    Blair’s comment re: facebook being a community of a closed circle of people you trust, I’m not so sure about. I don’t trust it BECAUSE it’s so popular and am suspicious of too many people who want to be my “friend”. I’m female and comfortable in discussion on blogs that steer clear of the personal and fluffy…but then I’m still a huge supporter of real-time face-to-face discussion over any of the social mediums new technology offers. In the end my whole communication package includes pulling it all together and being able to see first hand who I’m in discussion with, what they look like, their mannerisms, body language, and how they look back at me. Yeah, I’m old.

  15. Tim says:

    What if I do both? Obsessively read blogs AND keep a pretty active Facebook page. Am I digitally transgendered?

    I read recently that Christina Hendricks from Mad Men would never date a guy with a Facebook profile (she didn’t say anything about bloggers), so I’m now wondering if I should man up and ditch it.

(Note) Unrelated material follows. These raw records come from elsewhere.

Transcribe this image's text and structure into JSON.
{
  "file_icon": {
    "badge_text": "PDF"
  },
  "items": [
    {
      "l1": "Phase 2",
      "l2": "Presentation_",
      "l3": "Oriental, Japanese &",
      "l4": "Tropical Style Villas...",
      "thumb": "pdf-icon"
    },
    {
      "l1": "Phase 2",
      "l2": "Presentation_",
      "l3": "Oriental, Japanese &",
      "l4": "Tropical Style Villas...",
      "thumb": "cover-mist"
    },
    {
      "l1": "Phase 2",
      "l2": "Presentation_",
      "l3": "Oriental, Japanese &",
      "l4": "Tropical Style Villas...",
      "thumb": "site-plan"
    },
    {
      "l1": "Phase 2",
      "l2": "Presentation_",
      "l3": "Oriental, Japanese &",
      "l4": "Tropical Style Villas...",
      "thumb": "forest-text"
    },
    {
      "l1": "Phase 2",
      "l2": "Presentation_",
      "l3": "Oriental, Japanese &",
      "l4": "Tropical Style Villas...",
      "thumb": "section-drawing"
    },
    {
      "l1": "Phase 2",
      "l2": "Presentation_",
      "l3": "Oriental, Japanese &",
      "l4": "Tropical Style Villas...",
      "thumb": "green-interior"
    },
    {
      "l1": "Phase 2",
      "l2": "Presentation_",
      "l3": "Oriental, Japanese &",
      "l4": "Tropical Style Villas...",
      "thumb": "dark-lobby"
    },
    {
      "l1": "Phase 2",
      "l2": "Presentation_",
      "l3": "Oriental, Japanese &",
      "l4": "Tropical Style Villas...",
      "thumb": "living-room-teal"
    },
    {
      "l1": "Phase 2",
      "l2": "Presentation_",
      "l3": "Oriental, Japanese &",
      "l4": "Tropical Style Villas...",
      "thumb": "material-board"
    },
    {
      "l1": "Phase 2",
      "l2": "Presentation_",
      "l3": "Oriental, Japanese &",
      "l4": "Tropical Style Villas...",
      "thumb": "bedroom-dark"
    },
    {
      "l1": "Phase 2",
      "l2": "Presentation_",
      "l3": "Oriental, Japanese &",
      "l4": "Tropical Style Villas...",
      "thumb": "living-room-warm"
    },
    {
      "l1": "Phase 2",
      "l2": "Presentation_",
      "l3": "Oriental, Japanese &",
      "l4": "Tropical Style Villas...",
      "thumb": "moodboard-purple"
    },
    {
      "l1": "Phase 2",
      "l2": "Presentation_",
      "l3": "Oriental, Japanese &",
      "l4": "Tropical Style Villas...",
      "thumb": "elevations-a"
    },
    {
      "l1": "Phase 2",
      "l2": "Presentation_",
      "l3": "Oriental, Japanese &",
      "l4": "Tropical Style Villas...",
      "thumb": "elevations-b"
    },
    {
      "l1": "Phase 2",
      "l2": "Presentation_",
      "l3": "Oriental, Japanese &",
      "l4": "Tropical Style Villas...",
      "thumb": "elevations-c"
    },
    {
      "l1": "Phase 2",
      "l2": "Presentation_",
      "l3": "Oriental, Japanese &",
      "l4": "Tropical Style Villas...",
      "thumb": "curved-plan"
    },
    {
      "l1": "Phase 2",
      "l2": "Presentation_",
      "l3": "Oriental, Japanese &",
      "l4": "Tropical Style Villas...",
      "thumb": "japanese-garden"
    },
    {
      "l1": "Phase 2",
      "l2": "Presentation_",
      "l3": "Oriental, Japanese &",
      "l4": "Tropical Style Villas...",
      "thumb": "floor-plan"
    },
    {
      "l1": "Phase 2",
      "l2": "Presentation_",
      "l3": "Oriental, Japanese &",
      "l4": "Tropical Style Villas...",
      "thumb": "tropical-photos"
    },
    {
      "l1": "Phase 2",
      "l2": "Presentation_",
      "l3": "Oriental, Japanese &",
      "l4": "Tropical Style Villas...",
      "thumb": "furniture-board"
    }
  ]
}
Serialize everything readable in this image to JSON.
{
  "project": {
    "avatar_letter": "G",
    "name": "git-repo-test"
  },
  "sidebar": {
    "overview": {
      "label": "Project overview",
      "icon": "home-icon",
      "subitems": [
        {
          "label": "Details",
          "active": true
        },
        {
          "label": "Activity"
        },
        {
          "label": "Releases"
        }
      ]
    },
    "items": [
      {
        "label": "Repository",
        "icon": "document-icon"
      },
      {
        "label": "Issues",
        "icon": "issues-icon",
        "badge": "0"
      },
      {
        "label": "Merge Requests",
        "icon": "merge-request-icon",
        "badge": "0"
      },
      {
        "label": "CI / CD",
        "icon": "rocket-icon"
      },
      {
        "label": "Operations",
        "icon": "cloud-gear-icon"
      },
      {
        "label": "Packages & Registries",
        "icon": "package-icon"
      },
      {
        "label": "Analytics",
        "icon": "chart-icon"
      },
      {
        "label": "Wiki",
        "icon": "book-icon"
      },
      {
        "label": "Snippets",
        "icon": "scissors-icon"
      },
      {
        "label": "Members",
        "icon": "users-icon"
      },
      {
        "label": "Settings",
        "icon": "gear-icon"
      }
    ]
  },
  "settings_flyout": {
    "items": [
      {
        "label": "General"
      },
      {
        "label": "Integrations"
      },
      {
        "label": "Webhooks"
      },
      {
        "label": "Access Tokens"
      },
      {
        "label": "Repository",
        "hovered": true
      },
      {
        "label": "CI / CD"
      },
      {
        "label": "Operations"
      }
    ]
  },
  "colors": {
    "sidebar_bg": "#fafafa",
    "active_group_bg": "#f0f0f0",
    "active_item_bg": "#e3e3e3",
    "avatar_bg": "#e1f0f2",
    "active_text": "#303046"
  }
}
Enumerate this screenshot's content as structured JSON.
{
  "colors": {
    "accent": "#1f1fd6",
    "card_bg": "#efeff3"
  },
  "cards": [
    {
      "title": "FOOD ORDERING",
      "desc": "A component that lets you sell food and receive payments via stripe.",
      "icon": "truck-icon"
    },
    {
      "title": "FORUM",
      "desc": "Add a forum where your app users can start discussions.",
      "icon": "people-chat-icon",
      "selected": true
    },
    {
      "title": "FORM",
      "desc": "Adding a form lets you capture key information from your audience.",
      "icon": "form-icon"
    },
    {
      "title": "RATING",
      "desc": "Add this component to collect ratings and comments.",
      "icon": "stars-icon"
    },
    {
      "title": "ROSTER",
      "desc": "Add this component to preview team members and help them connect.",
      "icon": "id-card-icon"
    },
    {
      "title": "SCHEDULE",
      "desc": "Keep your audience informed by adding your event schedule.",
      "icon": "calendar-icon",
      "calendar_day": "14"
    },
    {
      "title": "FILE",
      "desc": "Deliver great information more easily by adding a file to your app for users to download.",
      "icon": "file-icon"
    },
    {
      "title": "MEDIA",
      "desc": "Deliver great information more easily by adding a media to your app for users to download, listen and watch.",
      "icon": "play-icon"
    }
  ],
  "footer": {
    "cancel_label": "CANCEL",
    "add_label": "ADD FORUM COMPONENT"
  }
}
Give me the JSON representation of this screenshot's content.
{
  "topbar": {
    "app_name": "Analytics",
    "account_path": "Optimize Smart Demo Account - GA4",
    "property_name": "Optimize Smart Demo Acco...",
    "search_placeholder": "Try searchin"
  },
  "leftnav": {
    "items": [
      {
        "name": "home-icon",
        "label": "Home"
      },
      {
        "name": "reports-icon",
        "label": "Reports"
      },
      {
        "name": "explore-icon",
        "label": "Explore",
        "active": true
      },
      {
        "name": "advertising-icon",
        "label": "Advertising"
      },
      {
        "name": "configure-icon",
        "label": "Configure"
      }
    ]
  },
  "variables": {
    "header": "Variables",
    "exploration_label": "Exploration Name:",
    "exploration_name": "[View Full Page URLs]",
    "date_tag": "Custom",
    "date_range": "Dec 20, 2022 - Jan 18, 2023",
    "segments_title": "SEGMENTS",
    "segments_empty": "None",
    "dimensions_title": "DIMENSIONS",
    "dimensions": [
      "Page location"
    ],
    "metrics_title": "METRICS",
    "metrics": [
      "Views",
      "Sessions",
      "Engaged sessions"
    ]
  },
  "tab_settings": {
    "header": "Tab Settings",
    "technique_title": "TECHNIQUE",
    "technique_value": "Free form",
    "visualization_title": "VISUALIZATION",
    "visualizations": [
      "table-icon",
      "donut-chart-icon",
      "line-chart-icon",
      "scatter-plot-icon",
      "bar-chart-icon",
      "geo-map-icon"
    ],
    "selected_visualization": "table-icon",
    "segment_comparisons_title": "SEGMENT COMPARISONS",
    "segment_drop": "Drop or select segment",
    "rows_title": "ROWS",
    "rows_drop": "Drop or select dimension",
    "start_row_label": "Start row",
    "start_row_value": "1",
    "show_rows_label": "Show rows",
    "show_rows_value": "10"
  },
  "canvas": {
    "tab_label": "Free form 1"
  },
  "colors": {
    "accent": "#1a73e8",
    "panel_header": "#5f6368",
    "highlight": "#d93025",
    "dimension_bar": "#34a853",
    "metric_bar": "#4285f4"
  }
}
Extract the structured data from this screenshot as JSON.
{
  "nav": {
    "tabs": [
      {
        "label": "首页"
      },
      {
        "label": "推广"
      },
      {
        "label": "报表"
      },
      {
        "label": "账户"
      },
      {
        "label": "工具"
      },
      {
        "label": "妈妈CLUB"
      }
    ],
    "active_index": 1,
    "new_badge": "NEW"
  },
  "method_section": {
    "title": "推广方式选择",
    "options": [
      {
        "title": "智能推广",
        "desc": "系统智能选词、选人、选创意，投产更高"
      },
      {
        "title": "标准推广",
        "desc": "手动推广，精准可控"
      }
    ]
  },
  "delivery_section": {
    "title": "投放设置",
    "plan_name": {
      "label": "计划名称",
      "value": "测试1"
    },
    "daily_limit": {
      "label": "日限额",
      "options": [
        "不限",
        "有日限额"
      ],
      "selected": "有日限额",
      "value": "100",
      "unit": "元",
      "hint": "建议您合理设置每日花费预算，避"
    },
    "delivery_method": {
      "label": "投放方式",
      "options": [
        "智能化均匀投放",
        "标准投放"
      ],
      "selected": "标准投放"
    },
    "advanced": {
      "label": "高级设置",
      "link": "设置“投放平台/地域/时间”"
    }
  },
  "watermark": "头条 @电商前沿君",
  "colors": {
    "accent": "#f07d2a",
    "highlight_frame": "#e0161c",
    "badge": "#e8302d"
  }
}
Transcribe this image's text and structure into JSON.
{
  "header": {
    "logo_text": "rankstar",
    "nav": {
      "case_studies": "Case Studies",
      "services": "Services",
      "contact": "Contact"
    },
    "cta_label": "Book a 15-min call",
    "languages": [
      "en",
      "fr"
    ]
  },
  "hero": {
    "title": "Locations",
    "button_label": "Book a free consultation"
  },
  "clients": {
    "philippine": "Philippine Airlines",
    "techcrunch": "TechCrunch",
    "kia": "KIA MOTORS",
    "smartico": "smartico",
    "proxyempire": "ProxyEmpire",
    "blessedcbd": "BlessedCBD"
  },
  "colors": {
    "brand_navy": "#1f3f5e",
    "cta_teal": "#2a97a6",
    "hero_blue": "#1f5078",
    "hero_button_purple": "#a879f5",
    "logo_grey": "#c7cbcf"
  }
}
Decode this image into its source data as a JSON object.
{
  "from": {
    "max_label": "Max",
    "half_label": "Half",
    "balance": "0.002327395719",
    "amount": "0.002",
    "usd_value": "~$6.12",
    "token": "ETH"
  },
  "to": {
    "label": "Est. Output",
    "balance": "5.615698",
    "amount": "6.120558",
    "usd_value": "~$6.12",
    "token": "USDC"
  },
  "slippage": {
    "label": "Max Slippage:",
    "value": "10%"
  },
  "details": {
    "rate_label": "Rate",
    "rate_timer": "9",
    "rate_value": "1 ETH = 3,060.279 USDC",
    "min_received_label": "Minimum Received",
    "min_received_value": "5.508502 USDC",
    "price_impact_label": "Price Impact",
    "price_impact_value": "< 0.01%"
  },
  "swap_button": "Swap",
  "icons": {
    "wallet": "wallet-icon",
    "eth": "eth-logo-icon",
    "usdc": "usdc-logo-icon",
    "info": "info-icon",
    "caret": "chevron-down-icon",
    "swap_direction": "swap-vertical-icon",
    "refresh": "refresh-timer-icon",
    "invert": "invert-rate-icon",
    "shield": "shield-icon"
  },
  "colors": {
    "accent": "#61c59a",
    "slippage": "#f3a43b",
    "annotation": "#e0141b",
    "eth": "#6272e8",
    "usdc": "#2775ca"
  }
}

  16. Bobbi says:

    As a woman, I read blogs a lot, but find Facebook a wee bit annoying, only because I have a streak of ‘none of your darn business’ running through me. I like the utilitarian nature of Facebook, but could just as easily do the same sorts of things through email. I do like the phone, so I divide how I use the web, utitlitarian things, “Don’t forget you’re bringing orange slices to soccer,” makes it on email. Connecting, catching up with anything personal, the phone, or the playground, or the coffee shop down the street.

    One thing I did not expect on FB: being friended by my daughter’s friends (12 year olds). Lovely at first, but they use the chat function (A LOT), and I end up feeling stalked if I am on the site after school and before lights out.

Leave a Reply to bigcitylib Cancel reply

Your email address will not be published. Required fields are marked *


*